* Action item:
Keep the wording of each record exactly the same when you repeat it, and leave out pictures.

* Dataset records:
++++

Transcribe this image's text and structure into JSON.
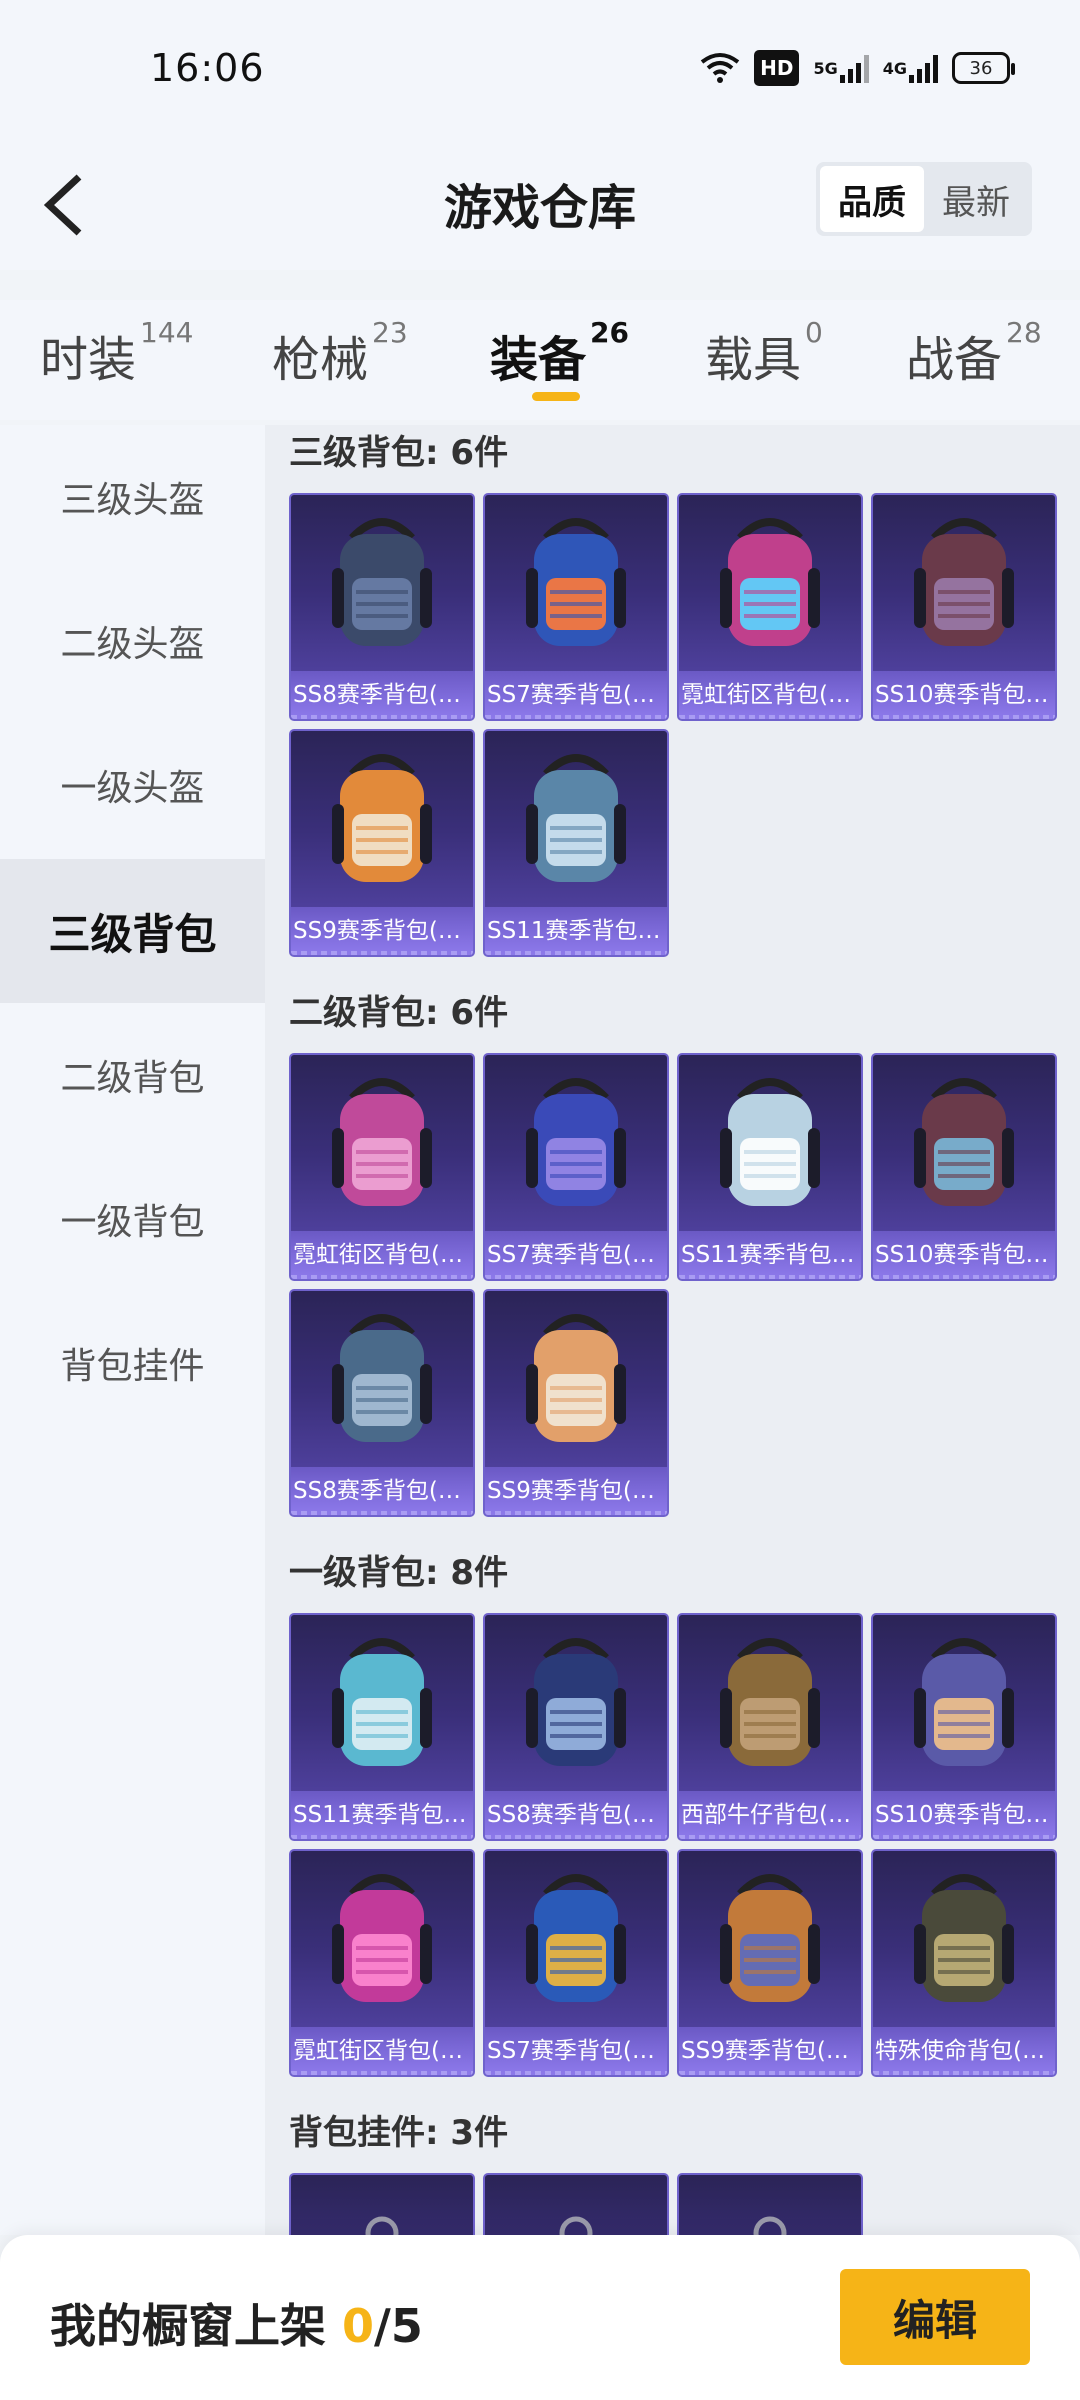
{
  "status_bar": {
    "time": "16:06",
    "hd_label": "HD",
    "net1": "5G",
    "net2": "4G",
    "battery": "36"
  },
  "header": {
    "title": "游戏仓库",
    "sort_options": [
      "品质",
      "最新"
    ],
    "active_sort": "品质"
  },
  "tabs": [
    {
      "label": "时装",
      "count": "144"
    },
    {
      "label": "枪械",
      "count": "23"
    },
    {
      "label": "装备",
      "count": "26"
    },
    {
      "label": "载具",
      "count": "0"
    },
    {
      "label": "战备",
      "count": "28"
    }
  ],
  "active_tab": "装备",
  "sidebar": {
    "items": [
      "三级头盔",
      "二级头盔",
      "一级头盔",
      "三级背包",
      "二级背包",
      "一级背包",
      "背包挂件"
    ],
    "active": "三级背包"
  },
  "sections": [
    {
      "title": "三级背包: 6件",
      "items": [
        "SS8赛季背包(3...",
        "SS7赛季背包(3...",
        "霓虹街区背包(3...",
        "SS10赛季背包(...",
        "SS9赛季背包(3...",
        "SS11赛季背包(..."
      ]
    },
    {
      "title": "二级背包: 6件",
      "items": [
        "霓虹街区背包(2...",
        "SS7赛季背包(2...",
        "SS11赛季背包(...",
        "SS10赛季背包(...",
        "SS8赛季背包(2...",
        "SS9赛季背包(2..."
      ]
    },
    {
      "title": "一级背包: 8件",
      "items": [
        "SS11赛季背包(...",
        "SS8赛季背包(1...",
        "西部牛仔背包(1...",
        "SS10赛季背包(...",
        "霓虹街区背包(1...",
        "SS7赛季背包(1...",
        "SS9赛季背包(1...",
        "特殊使命背包(1..."
      ]
    },
    {
      "title": "背包挂件: 3件",
      "items": [
        "",
        "",
        ""
      ]
    }
  ],
  "backpack_colors": {
    "s3": [
      [
        "#3b4a6a",
        "#6a7ea8"
      ],
      [
        "#2f56b8",
        "#ff7a3a"
      ],
      [
        "#c0408c",
        "#59d6ff"
      ],
      [
        "#6a3a4a",
        "#9a7aa8"
      ],
      [
        "#e28a3a",
        "#f2e6d2"
      ],
      [
        "#5a86a8",
        "#cfe4f2"
      ]
    ],
    "s2": [
      [
        "#c04a9a",
        "#f0a6d6"
      ],
      [
        "#3a4ab8",
        "#9a8ae8"
      ],
      [
        "#b8d2e2",
        "#ffffff"
      ],
      [
        "#6a3a4a",
        "#7ab8d8"
      ],
      [
        "#4a6a8a",
        "#a8c0d6"
      ],
      [
        "#e2a06a",
        "#f2e8d8"
      ]
    ],
    "s1": [
      [
        "#5ab8d0",
        "#e0f0f4"
      ],
      [
        "#2a3a78",
        "#9ab8e2"
      ],
      [
        "#8a6a3a",
        "#c2a27a"
      ],
      [
        "#5a5aa8",
        "#f2c28a"
      ],
      [
        "#c23a9a",
        "#ff8ad2"
      ],
      [
        "#2a5ab8",
        "#f2b83a"
      ],
      [
        "#c27a3a",
        "#5a6ac2"
      ],
      [
        "#4a4a3a",
        "#c2b27a"
      ]
    ],
    "charm": [
      [
        "#5a5a6a",
        "#9a9aaa"
      ],
      [
        "#5a5a6a",
        "#9a9aaa"
      ],
      [
        "#5a5a6a",
        "#9a9aaa"
      ]
    ]
  },
  "bottom": {
    "showcase_label": "我的橱窗上架",
    "current": "0",
    "max": "/5",
    "edit_label": "编辑"
  }
}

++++

* Written answer:
Transcribe this image's text and structure into JSON.
{
  "status_bar": {
    "time": "16:06",
    "hd_label": "HD",
    "net1": "5G",
    "net2": "4G",
    "battery": "36"
  },
  "header": {
    "title": "游戏仓库",
    "sort_options": [
      "品质",
      "最新"
    ],
    "active_sort": "品质"
  },
  "tabs": [
    {
      "label": "时装",
      "count": "144"
    },
    {
      "label": "枪械",
      "count": "23"
    },
    {
      "label": "装备",
      "count": "26"
    },
    {
      "label": "载具",
      "count": "0"
    },
    {
      "label": "战备",
      "count": "28"
    }
  ],
  "active_tab": "装备",
  "sidebar": {
    "items": [
      "三级头盔",
      "二级头盔",
      "一级头盔",
      "三级背包",
      "二级背包",
      "一级背包",
      "背包挂件"
    ],
    "active": "三级背包"
  },
  "sections": [
    {
      "title": "三级背包: 6件",
      "items": [
        "SS8赛季背包(3...",
        "SS7赛季背包(3...",
        "霓虹街区背包(3...",
        "SS10赛季背包(...",
        "SS9赛季背包(3...",
        "SS11赛季背包(..."
      ]
    },
    {
      "title": "二级背包: 6件",
      "items": [
        "霓虹街区背包(2...",
        "SS7赛季背包(2...",
        "SS11赛季背包(...",
        "SS10赛季背包(...",
        "SS8赛季背包(2...",
        "SS9赛季背包(2..."
      ]
    },
    {
      "title": "一级背包: 8件",
      "items": [
        "SS11赛季背包(...",
        "SS8赛季背包(1...",
        "西部牛仔背包(1...",
        "SS10赛季背包(...",
        "霓虹街区背包(1...",
        "SS7赛季背包(1...",
        "SS9赛季背包(1...",
        "特殊使命背包(1..."
      ]
    },
    {
      "title": "背包挂件: 3件",
      "items": [
        "",
        "",
        ""
      ]
    }
  ],
  "backpack_colors": {
    "s3": [
      [
        "#3b4a6a",
        "#6a7ea8"
      ],
      [
        "#2f56b8",
        "#ff7a3a"
      ],
      [
        "#c0408c",
        "#59d6ff"
      ],
      [
        "#6a3a4a",
        "#9a7aa8"
      ],
      [
        "#e28a3a",
        "#f2e6d2"
      ],
      [
        "#5a86a8",
        "#cfe4f2"
      ]
    ],
    "s2": [
      [
        "#c04a9a",
        "#f0a6d6"
      ],
      [
        "#3a4ab8",
        "#9a8ae8"
      ],
      [
        "#b8d2e2",
        "#ffffff"
      ],
      [
        "#6a3a4a",
        "#7ab8d8"
      ],
      [
        "#4a6a8a",
        "#a8c0d6"
      ],
      [
        "#e2a06a",
        "#f2e8d8"
      ]
    ],
    "s1": [
      [
        "#5ab8d0",
        "#e0f0f4"
      ],
      [
        "#2a3a78",
        "#9ab8e2"
      ],
      [
        "#8a6a3a",
        "#c2a27a"
      ],
      [
        "#5a5aa8",
        "#f2c28a"
      ],
      [
        "#c23a9a",
        "#ff8ad2"
      ],
      [
        "#2a5ab8",
        "#f2b83a"
      ],
      [
        "#c27a3a",
        "#5a6ac2"
      ],
      [
        "#4a4a3a",
        "#c2b27a"
      ]
    ],
    "charm": [
      [
        "#5a5a6a",
        "#9a9aaa"
      ],
      [
        "#5a5a6a",
        "#9a9aaa"
      ],
      [
        "#5a5a6a",
        "#9a9aaa"
      ]
    ]
  },
  "bottom": {
    "showcase_label": "我的橱窗上架",
    "current": "0",
    "max": "/5",
    "edit_label": "编辑"
  }
}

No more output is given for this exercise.